TASK ITEM:
The records underneath are to be repeated exactly, with the pictures left out.

------------------------------------------------

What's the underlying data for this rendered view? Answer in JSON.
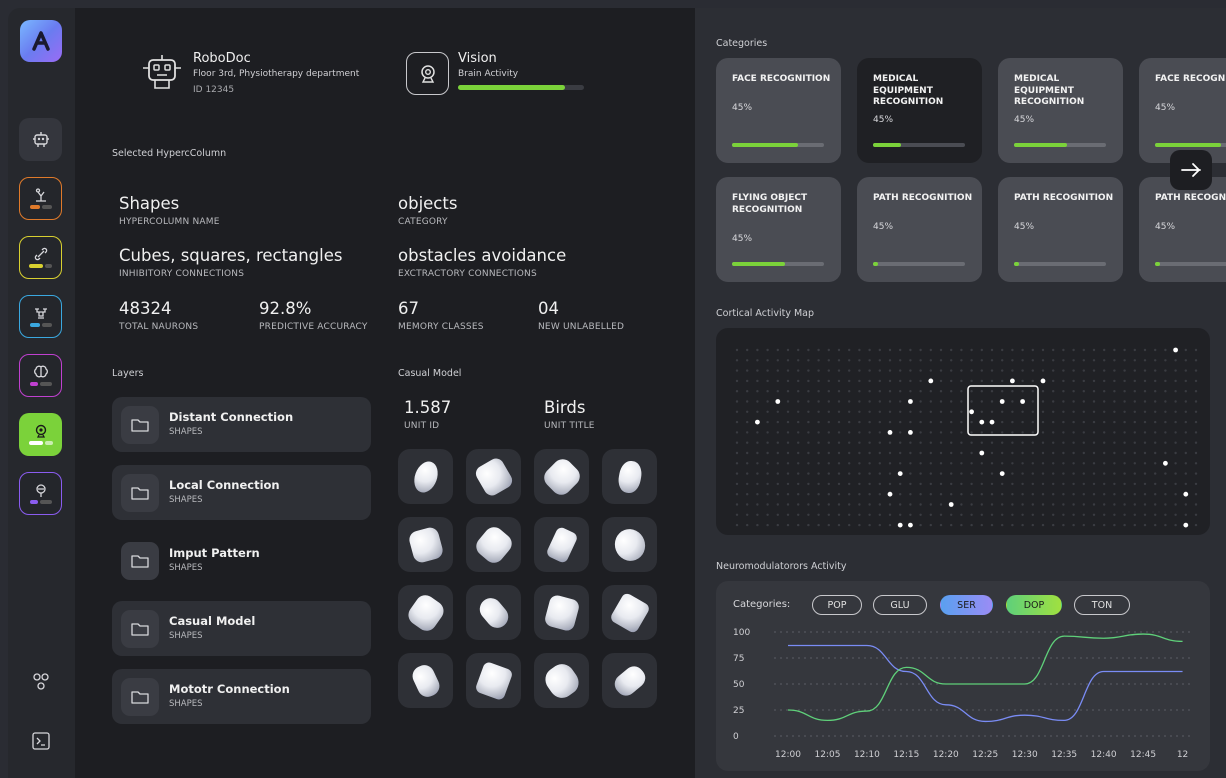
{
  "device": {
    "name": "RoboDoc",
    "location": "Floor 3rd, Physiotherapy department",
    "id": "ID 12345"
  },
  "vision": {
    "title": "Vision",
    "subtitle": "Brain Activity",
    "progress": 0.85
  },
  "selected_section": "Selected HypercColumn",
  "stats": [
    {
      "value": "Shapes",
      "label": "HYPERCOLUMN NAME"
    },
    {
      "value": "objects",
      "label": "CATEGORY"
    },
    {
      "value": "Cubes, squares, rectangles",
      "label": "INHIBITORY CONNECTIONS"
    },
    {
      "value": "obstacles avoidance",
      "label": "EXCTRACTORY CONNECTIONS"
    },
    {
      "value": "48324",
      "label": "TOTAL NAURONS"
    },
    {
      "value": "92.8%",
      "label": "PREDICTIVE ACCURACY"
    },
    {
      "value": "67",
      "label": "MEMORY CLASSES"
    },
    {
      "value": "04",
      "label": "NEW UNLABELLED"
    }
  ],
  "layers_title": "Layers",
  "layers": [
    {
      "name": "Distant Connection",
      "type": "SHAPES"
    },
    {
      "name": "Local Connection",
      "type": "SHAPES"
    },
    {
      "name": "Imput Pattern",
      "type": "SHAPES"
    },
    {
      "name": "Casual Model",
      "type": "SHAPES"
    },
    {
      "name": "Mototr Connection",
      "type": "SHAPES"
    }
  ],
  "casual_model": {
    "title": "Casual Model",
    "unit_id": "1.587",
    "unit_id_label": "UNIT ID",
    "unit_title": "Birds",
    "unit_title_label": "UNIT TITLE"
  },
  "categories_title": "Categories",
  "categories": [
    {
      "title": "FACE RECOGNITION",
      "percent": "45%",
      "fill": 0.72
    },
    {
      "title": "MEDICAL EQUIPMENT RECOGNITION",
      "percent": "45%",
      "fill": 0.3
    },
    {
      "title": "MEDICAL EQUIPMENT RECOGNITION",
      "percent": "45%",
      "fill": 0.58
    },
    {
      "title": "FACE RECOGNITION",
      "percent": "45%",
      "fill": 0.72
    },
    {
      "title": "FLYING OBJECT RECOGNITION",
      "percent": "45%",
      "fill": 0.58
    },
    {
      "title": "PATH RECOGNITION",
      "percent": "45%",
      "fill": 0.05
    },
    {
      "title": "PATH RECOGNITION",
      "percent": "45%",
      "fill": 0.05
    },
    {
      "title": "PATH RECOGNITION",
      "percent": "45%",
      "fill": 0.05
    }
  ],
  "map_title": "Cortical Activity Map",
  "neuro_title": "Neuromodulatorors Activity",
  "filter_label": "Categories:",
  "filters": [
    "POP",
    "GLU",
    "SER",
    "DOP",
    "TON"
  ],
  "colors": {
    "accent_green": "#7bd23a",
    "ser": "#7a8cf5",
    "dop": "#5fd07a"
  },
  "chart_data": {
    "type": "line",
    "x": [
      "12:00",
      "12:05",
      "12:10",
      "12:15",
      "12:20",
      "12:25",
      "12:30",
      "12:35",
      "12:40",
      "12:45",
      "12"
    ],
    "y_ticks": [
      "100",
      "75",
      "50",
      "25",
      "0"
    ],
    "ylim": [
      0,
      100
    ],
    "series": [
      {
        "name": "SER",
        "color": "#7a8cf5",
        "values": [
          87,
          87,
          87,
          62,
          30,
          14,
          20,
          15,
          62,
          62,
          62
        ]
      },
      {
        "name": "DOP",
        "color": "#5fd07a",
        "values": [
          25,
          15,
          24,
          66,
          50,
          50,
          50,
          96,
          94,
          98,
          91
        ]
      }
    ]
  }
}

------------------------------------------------

YOUR RESPONSE:
What's the underlying data for this rendered view? Answer in JSON.
{
  "device": {
    "name": "RoboDoc",
    "location": "Floor 3rd, Physiotherapy department",
    "id": "ID 12345"
  },
  "vision": {
    "title": "Vision",
    "subtitle": "Brain Activity",
    "progress": 0.85
  },
  "selected_section": "Selected HypercColumn",
  "stats": [
    {
      "value": "Shapes",
      "label": "HYPERCOLUMN NAME"
    },
    {
      "value": "objects",
      "label": "CATEGORY"
    },
    {
      "value": "Cubes, squares, rectangles",
      "label": "INHIBITORY CONNECTIONS"
    },
    {
      "value": "obstacles avoidance",
      "label": "EXCTRACTORY CONNECTIONS"
    },
    {
      "value": "48324",
      "label": "TOTAL NAURONS"
    },
    {
      "value": "92.8%",
      "label": "PREDICTIVE ACCURACY"
    },
    {
      "value": "67",
      "label": "MEMORY CLASSES"
    },
    {
      "value": "04",
      "label": "NEW UNLABELLED"
    }
  ],
  "layers_title": "Layers",
  "layers": [
    {
      "name": "Distant Connection",
      "type": "SHAPES"
    },
    {
      "name": "Local Connection",
      "type": "SHAPES"
    },
    {
      "name": "Imput Pattern",
      "type": "SHAPES"
    },
    {
      "name": "Casual Model",
      "type": "SHAPES"
    },
    {
      "name": "Mototr Connection",
      "type": "SHAPES"
    }
  ],
  "casual_model": {
    "title": "Casual Model",
    "unit_id": "1.587",
    "unit_id_label": "UNIT ID",
    "unit_title": "Birds",
    "unit_title_label": "UNIT TITLE"
  },
  "categories_title": "Categories",
  "categories": [
    {
      "title": "FACE RECOGNITION",
      "percent": "45%",
      "fill": 0.72
    },
    {
      "title": "MEDICAL EQUIPMENT RECOGNITION",
      "percent": "45%",
      "fill": 0.3
    },
    {
      "title": "MEDICAL EQUIPMENT RECOGNITION",
      "percent": "45%",
      "fill": 0.58
    },
    {
      "title": "FACE RECOGNITION",
      "percent": "45%",
      "fill": 0.72
    },
    {
      "title": "FLYING OBJECT RECOGNITION",
      "percent": "45%",
      "fill": 0.58
    },
    {
      "title": "PATH RECOGNITION",
      "percent": "45%",
      "fill": 0.05
    },
    {
      "title": "PATH RECOGNITION",
      "percent": "45%",
      "fill": 0.05
    },
    {
      "title": "PATH RECOGNITION",
      "percent": "45%",
      "fill": 0.05
    }
  ],
  "map_title": "Cortical Activity Map",
  "neuro_title": "Neuromodulatorors Activity",
  "filter_label": "Categories:",
  "filters": [
    "POP",
    "GLU",
    "SER",
    "DOP",
    "TON"
  ],
  "colors": {
    "accent_green": "#7bd23a",
    "ser": "#7a8cf5",
    "dop": "#5fd07a"
  },
  "chart_data": {
    "type": "line",
    "x": [
      "12:00",
      "12:05",
      "12:10",
      "12:15",
      "12:20",
      "12:25",
      "12:30",
      "12:35",
      "12:40",
      "12:45",
      "12"
    ],
    "y_ticks": [
      "100",
      "75",
      "50",
      "25",
      "0"
    ],
    "ylim": [
      0,
      100
    ],
    "series": [
      {
        "name": "SER",
        "color": "#7a8cf5",
        "values": [
          87,
          87,
          87,
          62,
          30,
          14,
          20,
          15,
          62,
          62,
          62
        ]
      },
      {
        "name": "DOP",
        "color": "#5fd07a",
        "values": [
          25,
          15,
          24,
          66,
          50,
          50,
          50,
          96,
          94,
          98,
          91
        ]
      }
    ]
  }
}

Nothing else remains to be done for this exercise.